Boomkat Product Review:
Hilary Woods, notoriously one time member of JJ72, builds on the arid mystery of 2021's genius 'Feral Hymns' with the crepuscular 'Acts of Light', featuring nine creeping dirges played on double bass, field recordings and choral chants that sound like mournful, Celtic ghosts wailing into a moonlit woodland. Brilliantly unsettling material, tipped for anyone into GAS, Deathprod, György Ligeti or Antonina Nowacka.
Woods’ last album ‘Feral Hymns’ married surreptitious vocal hooks with Lasse Marhaug’s petrified, doomcore production, a highly distinctive alignment of cursed atmospherics and memorable songs that still sounds like pretty much nothing else we’ve heard since. Its followup ‘Isolation Tank’ was essentially a screwed audio diary, creating rhythms out of the clicking whirr of an old polaroid camera, drifting into abstraction.

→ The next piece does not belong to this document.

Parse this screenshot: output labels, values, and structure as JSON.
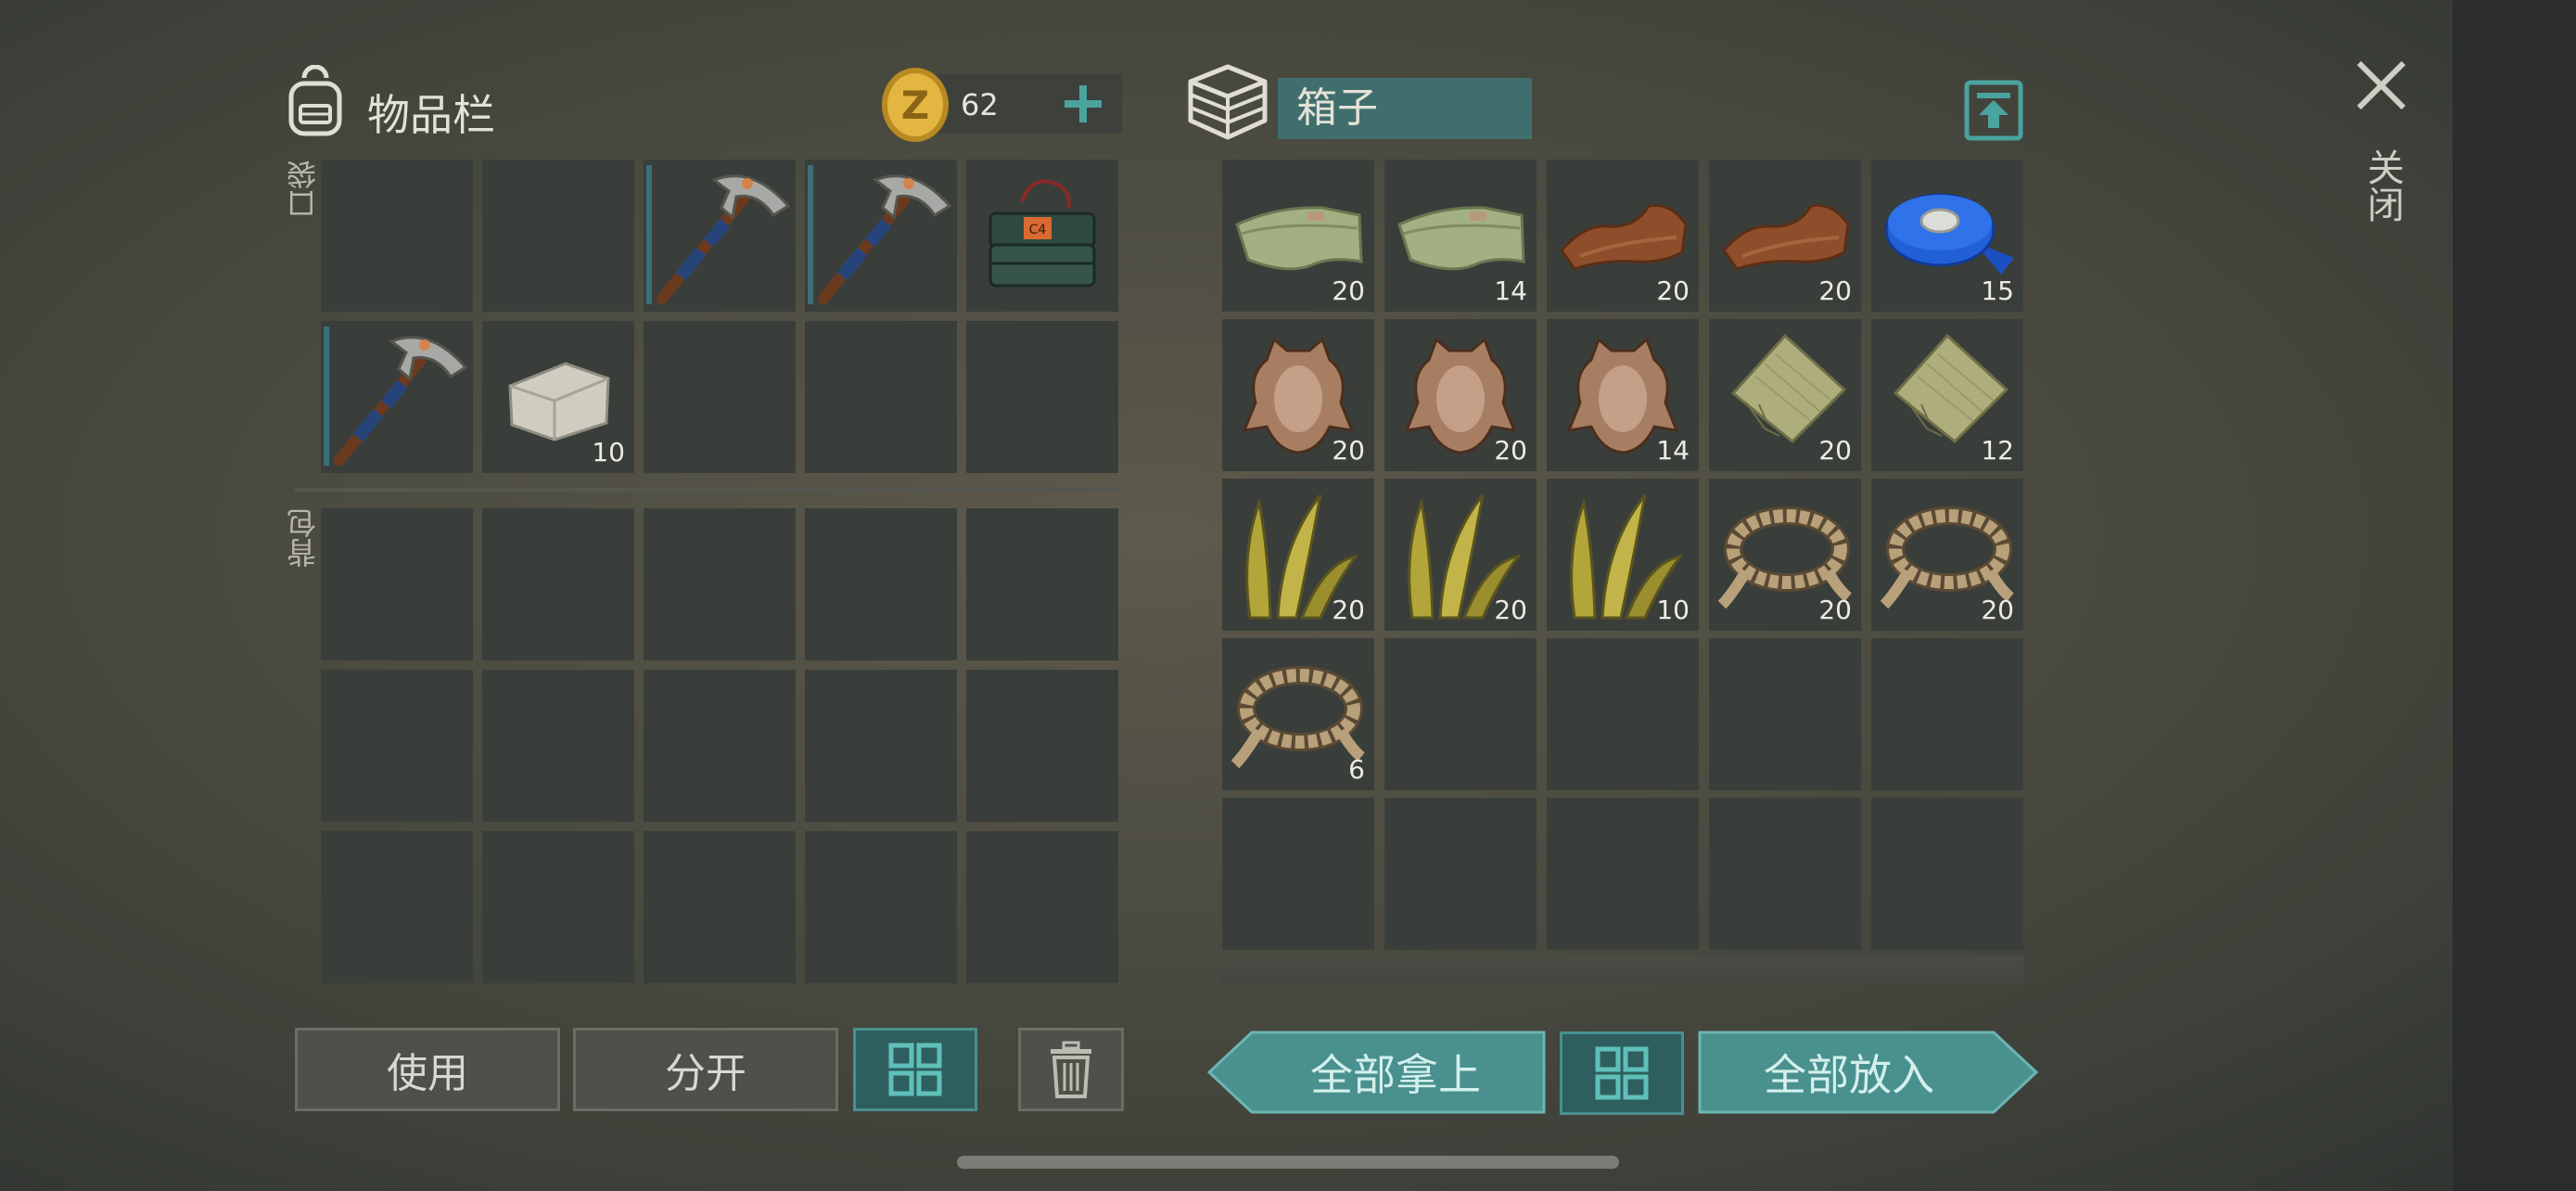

Clearly, Woods is no stranger to getting deep into her process, and on 'Acts of Light' she increases the tension, ramping up her Vantablack striations. Voices blur on 'Wife Mother Lover Cow', as euphoric pads swelter into mist; like spying a midnight ritual from a safe vantage point. Choral vapours gather on 'Where the Bough has Broken', recorded with the Palestrina Choir at Dublin's Procathedral, and with Galway City Chamber Choir in Galway, crashing into environmental recordings Woods made during travels across Spain.

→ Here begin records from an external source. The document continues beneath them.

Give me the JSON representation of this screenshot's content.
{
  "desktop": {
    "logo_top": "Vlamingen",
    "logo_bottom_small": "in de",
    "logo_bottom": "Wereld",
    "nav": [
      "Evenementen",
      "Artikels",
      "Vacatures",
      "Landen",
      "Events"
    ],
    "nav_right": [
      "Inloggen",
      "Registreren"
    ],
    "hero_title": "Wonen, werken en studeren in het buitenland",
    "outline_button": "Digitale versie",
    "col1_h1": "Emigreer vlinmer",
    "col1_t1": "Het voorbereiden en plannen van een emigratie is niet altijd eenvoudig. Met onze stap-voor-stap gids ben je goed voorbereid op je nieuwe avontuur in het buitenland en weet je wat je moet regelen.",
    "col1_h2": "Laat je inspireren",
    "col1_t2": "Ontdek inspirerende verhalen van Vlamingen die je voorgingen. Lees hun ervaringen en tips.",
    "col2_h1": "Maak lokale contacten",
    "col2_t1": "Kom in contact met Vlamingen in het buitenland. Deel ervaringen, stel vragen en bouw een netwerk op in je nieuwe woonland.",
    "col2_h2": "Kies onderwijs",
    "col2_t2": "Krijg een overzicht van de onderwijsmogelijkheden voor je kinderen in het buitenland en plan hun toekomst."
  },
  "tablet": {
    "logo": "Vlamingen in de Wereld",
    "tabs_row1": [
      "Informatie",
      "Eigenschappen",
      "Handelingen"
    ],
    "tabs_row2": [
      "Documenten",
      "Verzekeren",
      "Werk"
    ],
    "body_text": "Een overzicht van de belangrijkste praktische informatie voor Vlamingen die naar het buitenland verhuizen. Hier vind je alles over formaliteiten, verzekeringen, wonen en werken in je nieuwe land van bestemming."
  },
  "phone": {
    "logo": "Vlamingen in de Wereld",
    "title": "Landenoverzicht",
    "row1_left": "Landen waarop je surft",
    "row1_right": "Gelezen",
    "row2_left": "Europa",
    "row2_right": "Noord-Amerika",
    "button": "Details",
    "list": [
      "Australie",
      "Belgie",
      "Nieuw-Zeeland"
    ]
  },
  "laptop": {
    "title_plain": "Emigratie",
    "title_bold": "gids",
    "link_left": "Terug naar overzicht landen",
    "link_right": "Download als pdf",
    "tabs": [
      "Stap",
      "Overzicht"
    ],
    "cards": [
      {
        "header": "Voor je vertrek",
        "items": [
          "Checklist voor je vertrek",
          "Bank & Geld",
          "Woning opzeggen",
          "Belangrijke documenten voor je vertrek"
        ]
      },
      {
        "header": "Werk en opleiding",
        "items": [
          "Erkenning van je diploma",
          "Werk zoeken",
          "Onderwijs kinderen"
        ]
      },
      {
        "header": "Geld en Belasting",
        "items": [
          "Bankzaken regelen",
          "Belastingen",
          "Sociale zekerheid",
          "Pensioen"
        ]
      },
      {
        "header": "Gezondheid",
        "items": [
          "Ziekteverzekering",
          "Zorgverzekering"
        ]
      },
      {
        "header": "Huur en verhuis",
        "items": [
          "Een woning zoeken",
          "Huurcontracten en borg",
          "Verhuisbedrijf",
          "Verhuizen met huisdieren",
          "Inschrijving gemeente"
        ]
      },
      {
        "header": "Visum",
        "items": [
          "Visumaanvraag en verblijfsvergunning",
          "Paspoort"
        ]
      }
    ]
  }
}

The title track pits pitched vocals against low, unstable murmurs, while strings provide an ominous sustained drone. Woods strips things back further on 'Awakening', giving us a short respite from the crippling gloom with angelic chorals and gauzy cello, before the disorienting heartbeat 'Blood Orange' transports us into another lysergic reality, like some fantasy GAS reworking of György Ligeti.

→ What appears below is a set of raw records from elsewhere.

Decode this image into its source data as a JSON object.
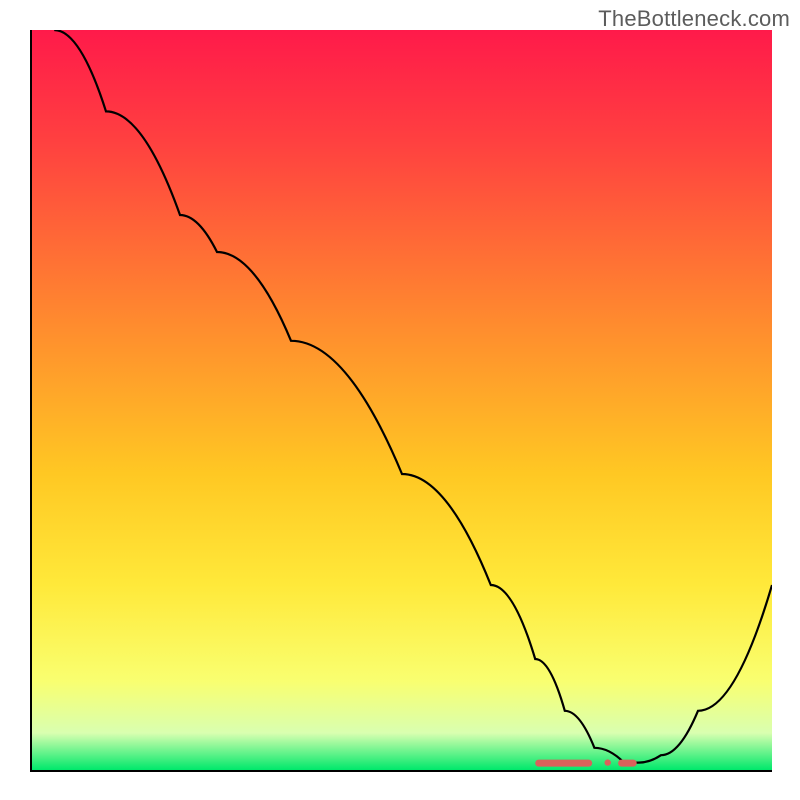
{
  "watermark": "TheBottleneck.com",
  "chart_data": {
    "type": "line",
    "title": "",
    "xlabel": "",
    "ylabel": "",
    "xlim": [
      0,
      100
    ],
    "ylim": [
      0,
      100
    ],
    "grid": false,
    "series": [
      {
        "name": "curve",
        "x": [
          3,
          10,
          20,
          25,
          35,
          50,
          62,
          68,
          72,
          76,
          80,
          82,
          85,
          90,
          100
        ],
        "y": [
          100,
          89,
          75,
          70,
          58,
          40,
          25,
          15,
          8,
          3,
          1,
          1,
          2,
          8,
          25
        ]
      }
    ],
    "markers": {
      "name": "band",
      "x_range": [
        68,
        82
      ],
      "y": 1
    },
    "gradient_stops": [
      {
        "offset": 0.0,
        "color": "#ff1a4a"
      },
      {
        "offset": 0.15,
        "color": "#ff4040"
      },
      {
        "offset": 0.4,
        "color": "#ff8c2e"
      },
      {
        "offset": 0.6,
        "color": "#ffc823"
      },
      {
        "offset": 0.75,
        "color": "#ffe93a"
      },
      {
        "offset": 0.88,
        "color": "#f9ff70"
      },
      {
        "offset": 0.95,
        "color": "#d9ffb0"
      },
      {
        "offset": 1.0,
        "color": "#00e86b"
      }
    ]
  }
}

'The Foot of Love' is the album's most emotionally exposed moment, wafting poetic curls of ornate instrumentation into fogged dark ambience that wouldn't sound out of place on an Akira Rabelais album, leading masterfully into Woods' denouement 'Vigil', freezing phantasmagoric vocals in a sodden mess of cello and captured rainfall. It's the perfect finale to an album that escorts us through a wild, dusky wilderness that's never oppressive, always tender in its own way.